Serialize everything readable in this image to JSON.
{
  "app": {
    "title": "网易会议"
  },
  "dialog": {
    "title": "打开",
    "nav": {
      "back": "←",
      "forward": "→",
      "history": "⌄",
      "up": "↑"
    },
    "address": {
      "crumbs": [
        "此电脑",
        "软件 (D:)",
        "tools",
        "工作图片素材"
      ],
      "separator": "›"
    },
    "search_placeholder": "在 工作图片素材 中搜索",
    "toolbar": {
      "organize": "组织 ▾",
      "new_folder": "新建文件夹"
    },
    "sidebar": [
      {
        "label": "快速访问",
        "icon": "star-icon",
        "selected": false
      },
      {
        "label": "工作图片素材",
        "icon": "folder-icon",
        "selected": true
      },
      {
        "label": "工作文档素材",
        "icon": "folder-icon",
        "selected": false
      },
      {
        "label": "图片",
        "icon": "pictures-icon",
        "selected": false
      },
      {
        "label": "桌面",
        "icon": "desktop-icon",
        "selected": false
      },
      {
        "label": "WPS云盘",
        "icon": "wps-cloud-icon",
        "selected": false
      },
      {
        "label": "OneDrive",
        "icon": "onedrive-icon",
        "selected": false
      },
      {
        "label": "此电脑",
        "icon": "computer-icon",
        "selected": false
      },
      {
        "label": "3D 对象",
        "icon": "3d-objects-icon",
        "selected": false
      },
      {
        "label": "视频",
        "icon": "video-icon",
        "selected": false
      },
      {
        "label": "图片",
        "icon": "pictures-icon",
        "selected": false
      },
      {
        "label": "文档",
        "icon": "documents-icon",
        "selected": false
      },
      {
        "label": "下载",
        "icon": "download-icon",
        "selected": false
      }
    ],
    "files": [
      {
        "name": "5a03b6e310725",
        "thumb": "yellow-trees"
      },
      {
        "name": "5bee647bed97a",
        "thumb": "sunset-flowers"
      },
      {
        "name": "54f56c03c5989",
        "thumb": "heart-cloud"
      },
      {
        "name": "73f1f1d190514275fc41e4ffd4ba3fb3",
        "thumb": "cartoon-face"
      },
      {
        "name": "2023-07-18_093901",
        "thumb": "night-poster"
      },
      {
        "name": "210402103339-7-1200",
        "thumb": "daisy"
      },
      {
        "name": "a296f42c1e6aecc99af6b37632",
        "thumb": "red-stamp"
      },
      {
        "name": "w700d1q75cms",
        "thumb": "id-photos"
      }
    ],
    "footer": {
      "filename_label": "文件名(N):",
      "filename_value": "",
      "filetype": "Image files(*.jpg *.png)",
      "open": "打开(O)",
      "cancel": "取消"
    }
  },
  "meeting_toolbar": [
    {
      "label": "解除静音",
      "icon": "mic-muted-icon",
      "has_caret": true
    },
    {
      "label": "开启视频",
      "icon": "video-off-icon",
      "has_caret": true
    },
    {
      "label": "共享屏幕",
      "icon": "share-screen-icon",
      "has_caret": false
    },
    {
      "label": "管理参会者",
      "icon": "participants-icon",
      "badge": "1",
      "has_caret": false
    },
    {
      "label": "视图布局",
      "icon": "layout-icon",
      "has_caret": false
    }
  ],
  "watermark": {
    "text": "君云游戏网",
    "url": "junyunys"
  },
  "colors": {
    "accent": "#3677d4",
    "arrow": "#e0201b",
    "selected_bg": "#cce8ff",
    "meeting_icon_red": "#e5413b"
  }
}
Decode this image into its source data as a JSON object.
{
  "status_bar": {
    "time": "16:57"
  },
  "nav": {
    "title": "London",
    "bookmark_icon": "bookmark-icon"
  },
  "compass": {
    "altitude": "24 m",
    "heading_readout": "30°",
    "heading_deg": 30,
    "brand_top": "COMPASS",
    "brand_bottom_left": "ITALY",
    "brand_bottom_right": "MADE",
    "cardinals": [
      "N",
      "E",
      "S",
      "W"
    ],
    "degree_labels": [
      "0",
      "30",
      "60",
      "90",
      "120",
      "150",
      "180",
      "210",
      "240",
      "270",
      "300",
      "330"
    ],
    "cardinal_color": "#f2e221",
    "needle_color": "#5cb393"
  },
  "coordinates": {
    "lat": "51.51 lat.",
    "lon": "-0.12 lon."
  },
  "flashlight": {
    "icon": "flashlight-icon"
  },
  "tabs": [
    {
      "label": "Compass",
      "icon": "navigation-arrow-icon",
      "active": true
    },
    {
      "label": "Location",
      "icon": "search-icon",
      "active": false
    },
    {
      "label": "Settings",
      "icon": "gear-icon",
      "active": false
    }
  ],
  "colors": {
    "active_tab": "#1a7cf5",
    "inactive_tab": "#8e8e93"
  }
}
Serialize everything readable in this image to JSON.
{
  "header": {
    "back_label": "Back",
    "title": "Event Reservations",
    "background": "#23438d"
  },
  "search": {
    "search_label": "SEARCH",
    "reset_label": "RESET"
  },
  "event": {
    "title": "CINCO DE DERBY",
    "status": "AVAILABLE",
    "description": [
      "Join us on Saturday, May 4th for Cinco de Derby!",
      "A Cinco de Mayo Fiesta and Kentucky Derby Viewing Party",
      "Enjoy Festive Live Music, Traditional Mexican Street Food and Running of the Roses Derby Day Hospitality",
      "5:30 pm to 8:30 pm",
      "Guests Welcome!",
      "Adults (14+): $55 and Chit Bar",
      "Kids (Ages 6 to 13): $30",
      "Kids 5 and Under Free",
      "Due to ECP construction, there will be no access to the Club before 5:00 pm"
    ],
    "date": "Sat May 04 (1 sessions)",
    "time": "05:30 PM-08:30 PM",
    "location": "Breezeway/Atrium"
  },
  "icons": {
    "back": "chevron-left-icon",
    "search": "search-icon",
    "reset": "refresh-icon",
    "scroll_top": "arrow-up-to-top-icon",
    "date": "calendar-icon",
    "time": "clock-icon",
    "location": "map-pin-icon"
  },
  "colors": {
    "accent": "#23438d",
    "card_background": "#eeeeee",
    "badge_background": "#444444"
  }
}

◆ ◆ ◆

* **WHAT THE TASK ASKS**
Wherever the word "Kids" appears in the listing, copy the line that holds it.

* **FINISHED TASK**
      "Kids (Ages 6 to 13): $30",
      "Kids 5 and Under Free",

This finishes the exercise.